The Finnish engineering group said it wrote down 79 million euros of orders from Russia in the first quarter. It also canceled 32 million euros ($34.62 million) of sales in the country, which negatively impacted operating profit for the quarter by approximately 39 million euros.
The Finnish mining solutions provider, which halted deliveries to Russia in March, said on April 21 that operational assets linked to Russian customers of around 100 million euros ($109 million) could be at risk s is unable to terminate existing contracts in a controlled manner. way. The company, which generated 10% of its turnover from Russian sales in 2021, added that it had 269 million euros in advance payment guarantees linked to deliveries in Russia at the end of March.
The Swedish bearing and seal maker said on April 22 that it would cease all operations in Russia and planned to divest its Russian business in a controlled manner. The decision triggers an impairment of around 500 million Swedish kronor ($52.70 million) in the second quarter. Russian sales accounted for around 2% of the group’s total sales in 2021.
STORA ENSO The Finnish forestry company said on April 25 that it had sold its two sawmills and forestry operations in Russia to local management, resulting in a 70 million euro ($75 million) writedown in the first quarter and triggering a additional loss on the transaction under IFRS accounting. rules of approximately 60 million euros at closing.
The company previously said it would halt all production and sales in the country.
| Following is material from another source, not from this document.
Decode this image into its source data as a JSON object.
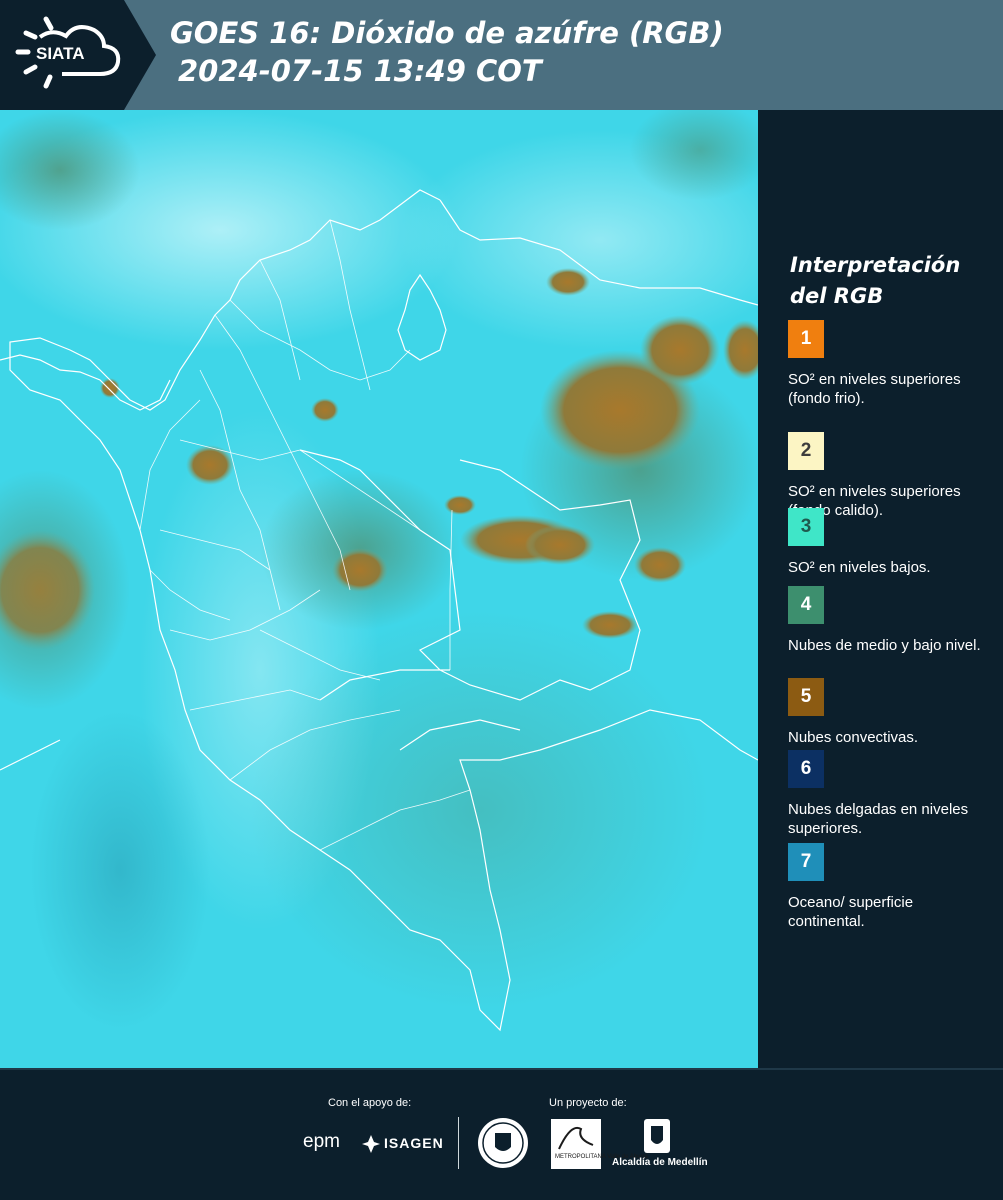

Its Russian revenue was about 3% of the group’s total revenue.
($1 = 9.4870 Swedish kronor)
($1 = 6.8341 Danish kroner)
($1 = 0.9565 Swiss francs)
(Compiled by Padraic Halpin, Marie Mannes, Agata Rybska, Antonis Triantafyllou, Izabela Niemiec, Patrycja Zaras and Tristan Chabba; Editing by Mark Potter and Matthew Lewis)
Copyright 2022 Thomson Reuters.